The Labor Department dusted off the never-used, 33-year-old "injunctive relief" section of federal mining law as part of the Obama administration's promised "get-tough" response to the Upper Big Branch disaster. Freedom was selected as a first test case.
When the agency filed the case in November, Massey announced it would close the mine anyway, citing ongoing challenges in operating a mine as large and old as Freedom. Federal Judge Amul Thapar refused to dismiss the case, ruling that about 60 mineworkers could still be exposed to dangerous conditions underground during the several months it would take to dismantle and remove equipment from the mine.
The settlement details safety precautions Massey must take to protect those workers. The mine is susceptible to dangerous rockfalls and explosive concentrations of methane gas. If new safety violations force closure of all or part of the mine the company must continue to pay workers, or find them other jobs within 60 miles, until the mine is considered safe.

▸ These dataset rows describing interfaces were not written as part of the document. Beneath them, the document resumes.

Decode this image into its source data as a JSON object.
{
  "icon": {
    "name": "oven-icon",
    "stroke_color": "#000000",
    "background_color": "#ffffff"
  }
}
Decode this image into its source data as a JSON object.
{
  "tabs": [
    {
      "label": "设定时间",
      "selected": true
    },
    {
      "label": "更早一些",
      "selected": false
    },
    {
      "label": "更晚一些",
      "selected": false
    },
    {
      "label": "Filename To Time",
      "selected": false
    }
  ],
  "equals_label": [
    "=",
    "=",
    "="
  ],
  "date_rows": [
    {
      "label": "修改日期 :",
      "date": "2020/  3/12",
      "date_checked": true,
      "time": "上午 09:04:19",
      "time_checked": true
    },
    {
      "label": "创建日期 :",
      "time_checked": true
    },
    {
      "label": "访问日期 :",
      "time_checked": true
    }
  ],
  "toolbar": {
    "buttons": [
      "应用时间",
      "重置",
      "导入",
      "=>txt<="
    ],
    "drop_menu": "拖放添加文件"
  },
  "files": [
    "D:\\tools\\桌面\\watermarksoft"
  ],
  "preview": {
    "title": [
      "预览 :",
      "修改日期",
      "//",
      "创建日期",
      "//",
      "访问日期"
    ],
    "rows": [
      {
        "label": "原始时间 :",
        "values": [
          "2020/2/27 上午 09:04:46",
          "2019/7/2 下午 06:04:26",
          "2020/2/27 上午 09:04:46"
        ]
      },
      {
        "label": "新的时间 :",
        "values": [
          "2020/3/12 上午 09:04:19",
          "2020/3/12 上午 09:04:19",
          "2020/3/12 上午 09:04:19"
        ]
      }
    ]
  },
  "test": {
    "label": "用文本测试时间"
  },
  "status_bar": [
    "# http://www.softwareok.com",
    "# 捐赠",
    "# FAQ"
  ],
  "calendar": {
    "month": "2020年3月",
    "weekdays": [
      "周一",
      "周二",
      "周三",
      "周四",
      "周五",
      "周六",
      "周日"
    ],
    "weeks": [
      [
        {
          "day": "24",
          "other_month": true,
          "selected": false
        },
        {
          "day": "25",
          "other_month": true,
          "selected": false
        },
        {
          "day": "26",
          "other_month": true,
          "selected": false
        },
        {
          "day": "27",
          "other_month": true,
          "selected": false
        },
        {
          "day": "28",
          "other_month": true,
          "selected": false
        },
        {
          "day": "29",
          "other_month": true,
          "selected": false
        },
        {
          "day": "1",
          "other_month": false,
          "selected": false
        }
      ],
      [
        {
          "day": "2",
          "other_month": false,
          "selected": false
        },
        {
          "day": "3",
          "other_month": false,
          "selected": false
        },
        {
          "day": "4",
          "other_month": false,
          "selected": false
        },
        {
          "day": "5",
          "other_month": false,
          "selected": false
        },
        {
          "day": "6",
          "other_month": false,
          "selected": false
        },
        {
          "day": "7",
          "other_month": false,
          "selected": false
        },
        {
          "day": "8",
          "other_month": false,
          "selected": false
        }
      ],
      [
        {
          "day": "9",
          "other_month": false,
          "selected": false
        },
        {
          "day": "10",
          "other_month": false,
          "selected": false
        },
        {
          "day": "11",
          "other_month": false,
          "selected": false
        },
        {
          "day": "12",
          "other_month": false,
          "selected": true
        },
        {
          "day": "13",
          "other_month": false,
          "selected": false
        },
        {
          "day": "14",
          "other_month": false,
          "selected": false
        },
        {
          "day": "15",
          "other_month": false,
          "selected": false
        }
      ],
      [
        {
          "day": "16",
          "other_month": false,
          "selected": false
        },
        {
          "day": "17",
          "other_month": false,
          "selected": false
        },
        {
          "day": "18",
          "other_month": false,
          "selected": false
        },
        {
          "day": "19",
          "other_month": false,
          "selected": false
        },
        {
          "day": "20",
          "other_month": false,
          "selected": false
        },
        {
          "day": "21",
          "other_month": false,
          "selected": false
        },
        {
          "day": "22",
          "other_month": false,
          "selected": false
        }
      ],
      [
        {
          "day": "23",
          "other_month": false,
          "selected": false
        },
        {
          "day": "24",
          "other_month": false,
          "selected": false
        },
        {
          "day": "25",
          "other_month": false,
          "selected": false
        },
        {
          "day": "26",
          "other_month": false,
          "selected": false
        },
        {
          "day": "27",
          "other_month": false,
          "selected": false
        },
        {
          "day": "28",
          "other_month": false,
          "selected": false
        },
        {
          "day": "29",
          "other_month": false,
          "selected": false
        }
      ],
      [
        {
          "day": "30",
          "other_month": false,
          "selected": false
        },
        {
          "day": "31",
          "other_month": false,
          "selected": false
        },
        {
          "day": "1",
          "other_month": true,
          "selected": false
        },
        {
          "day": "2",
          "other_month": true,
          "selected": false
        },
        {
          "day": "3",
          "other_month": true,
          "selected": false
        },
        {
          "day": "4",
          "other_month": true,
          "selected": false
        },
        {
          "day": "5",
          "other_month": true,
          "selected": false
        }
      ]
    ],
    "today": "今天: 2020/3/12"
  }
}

Labor Department officials have repeatedly promised to seek federal court injunctions against other coal mines, but the agency has yet to file another case. Smith said today that several potential cases were resolved in other ways but court action is still being considered for mines she declined to name.
Mine safety advocate Wes Addington of the Appalachian Citizens Law Center says the Labor Department should continue to go to federal court. The Freedom case has "shown now that they're entitled to go into federal court and seek immediate relief for miners that are in immediate danger," Addington says. "They should use it going forward to protect miners in a more immediate way."
At the National Mining Association, spokeswoman Carol Raulston called the agreement "uncharted territory" for the mining industry. But she noted that "the court does stipulate this agreement applies only to this operation."
Still, mining companies are on notice that the Labor Department is prepared to go to court and can get into court, adds Ellen Smith, publisher of Mine Safety and Health News. "It's the big stick that MSHA is holding over mine operators, and mine operators are taking this threat extremely seriously," Smith says. "They have said that to me. They are worried about it."
That's exactly what federal mine safety officials want. Assistant Labor Secretary Joe Main says the Freedom case and settlement "surely points out our willingness to use this standard to protect miners."